What is needed is the number of lines below that contain the string "data", with no other text.

___ Records to use ___

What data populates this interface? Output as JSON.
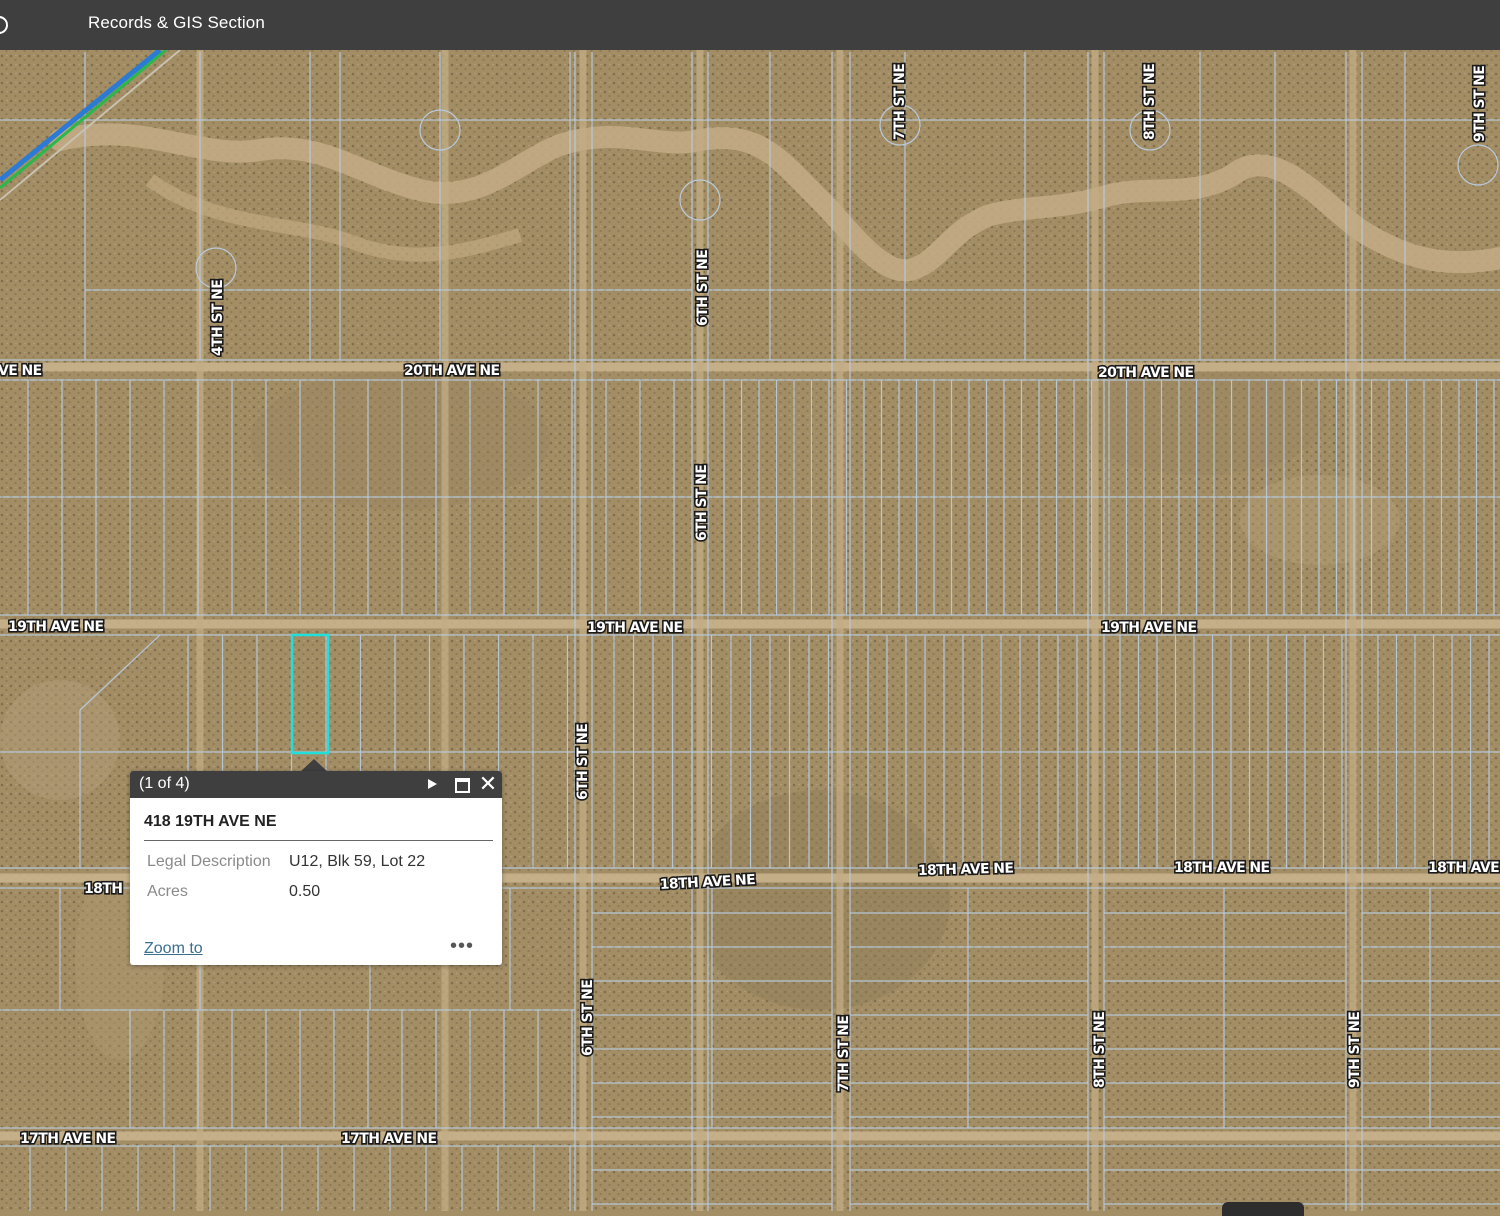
{
  "app": {
    "title": "Records & GIS Section"
  },
  "map": {
    "basemap": "satellite-imagery",
    "parcel_line_color": "#b8cadb",
    "selected_parcel_color": "#1fe0dc",
    "street_labels": [
      {
        "text": "20TH AVE NE"
      },
      {
        "text": "20TH AVE NE"
      },
      {
        "text": "VE NE"
      },
      {
        "text": "19TH AVE NE"
      },
      {
        "text": "19TH AVE NE"
      },
      {
        "text": "19TH AVE NE"
      },
      {
        "text": "18TH AVE NE"
      },
      {
        "text": "18TH AVE NE"
      },
      {
        "text": "18TH AVE NE"
      },
      {
        "text": "18TH AVE"
      },
      {
        "text": "18TH"
      },
      {
        "text": "17TH AVE NE"
      },
      {
        "text": "17TH AVE NE"
      },
      {
        "text": "4TH ST NE"
      },
      {
        "text": "6TH ST NE"
      },
      {
        "text": "6TH ST NE"
      },
      {
        "text": "6TH ST NE"
      },
      {
        "text": "6TH ST NE"
      },
      {
        "text": "7TH ST NE"
      },
      {
        "text": "7TH ST NE"
      },
      {
        "text": "8TH ST NE"
      },
      {
        "text": "8TH ST NE"
      },
      {
        "text": "9TH ST NE"
      },
      {
        "text": "9TH ST NE"
      }
    ]
  },
  "popup": {
    "count": "(1 of 4)",
    "title": "418 19TH AVE NE",
    "fields": [
      {
        "label": "Legal Description",
        "value": "U12, Blk 59, Lot 22"
      },
      {
        "label": "Acres",
        "value": "0.50"
      }
    ],
    "zoom_label": "Zoom to",
    "more_label": "•••",
    "close_label": "✕"
  },
  "colors": {
    "header_bg": "#3f3f3f",
    "link": "#3a6f8f"
  }
}
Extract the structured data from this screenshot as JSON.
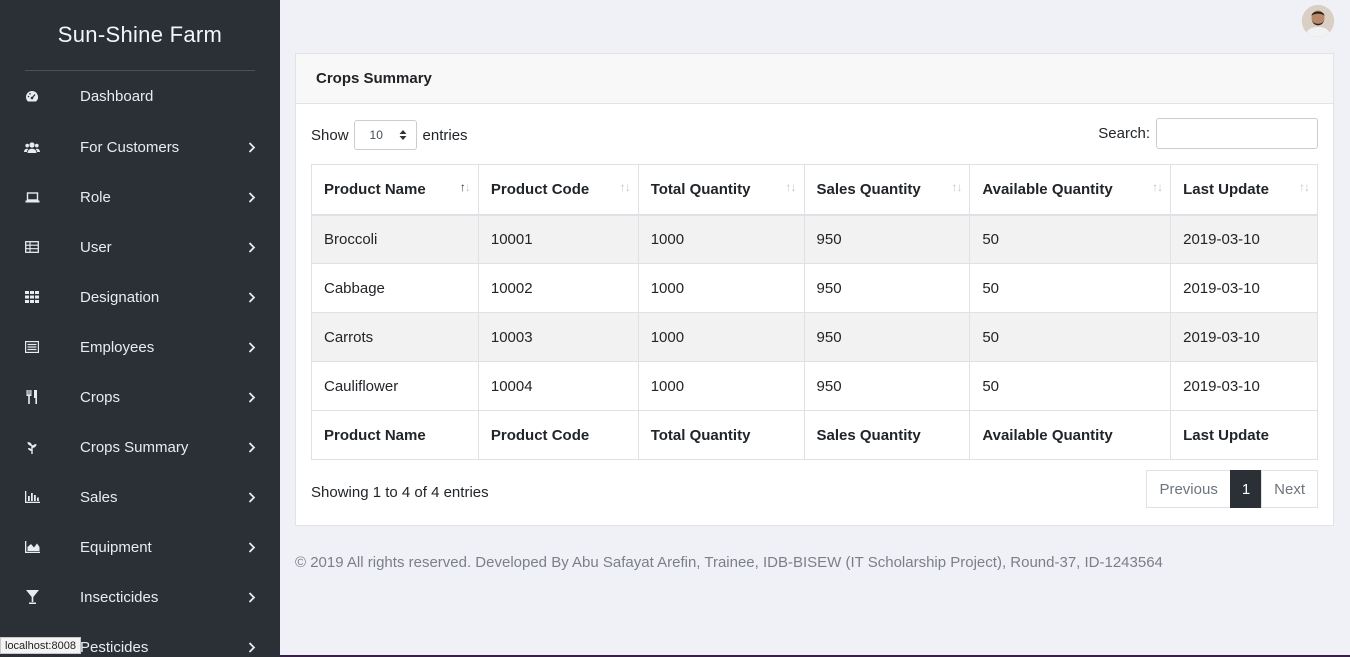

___

Your solution:
2